BEGIN DATASET RECORDS
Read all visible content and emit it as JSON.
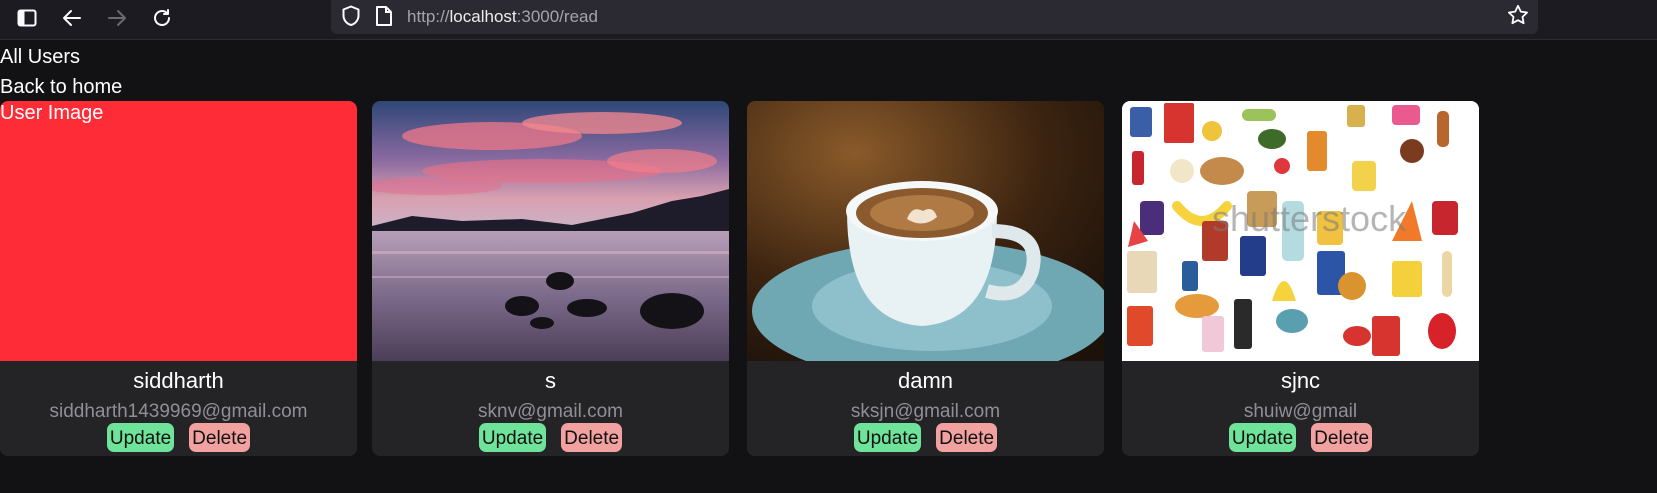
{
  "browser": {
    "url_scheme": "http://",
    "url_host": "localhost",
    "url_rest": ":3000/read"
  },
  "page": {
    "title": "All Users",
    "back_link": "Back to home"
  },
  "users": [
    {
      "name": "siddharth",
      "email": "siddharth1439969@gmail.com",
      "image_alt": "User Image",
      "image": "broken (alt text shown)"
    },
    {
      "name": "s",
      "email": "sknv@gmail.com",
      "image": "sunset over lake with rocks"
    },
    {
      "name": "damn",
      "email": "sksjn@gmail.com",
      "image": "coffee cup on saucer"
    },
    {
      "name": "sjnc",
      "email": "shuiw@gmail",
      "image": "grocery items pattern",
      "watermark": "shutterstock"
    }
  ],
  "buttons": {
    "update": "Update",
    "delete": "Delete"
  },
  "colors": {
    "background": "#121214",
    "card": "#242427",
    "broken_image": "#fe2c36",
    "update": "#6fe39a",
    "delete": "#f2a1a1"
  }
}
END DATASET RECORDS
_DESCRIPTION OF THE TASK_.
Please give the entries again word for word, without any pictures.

_TASK OUTPUT_.
Read all visible content and emit it as JSON.
{
  "browser": {
    "url_scheme": "http://",
    "url_host": "localhost",
    "url_rest": ":3000/read"
  },
  "page": {
    "title": "All Users",
    "back_link": "Back to home"
  },
  "users": [
    {
      "name": "siddharth",
      "email": "siddharth1439969@gmail.com",
      "image_alt": "User Image",
      "image": "broken (alt text shown)"
    },
    {
      "name": "s",
      "email": "sknv@gmail.com",
      "image": "sunset over lake with rocks"
    },
    {
      "name": "damn",
      "email": "sksjn@gmail.com",
      "image": "coffee cup on saucer"
    },
    {
      "name": "sjnc",
      "email": "shuiw@gmail",
      "image": "grocery items pattern",
      "watermark": "shutterstock"
    }
  ],
  "buttons": {
    "update": "Update",
    "delete": "Delete"
  },
  "colors": {
    "background": "#121214",
    "card": "#242427",
    "broken_image": "#fe2c36",
    "update": "#6fe39a",
    "delete": "#f2a1a1"
  }
}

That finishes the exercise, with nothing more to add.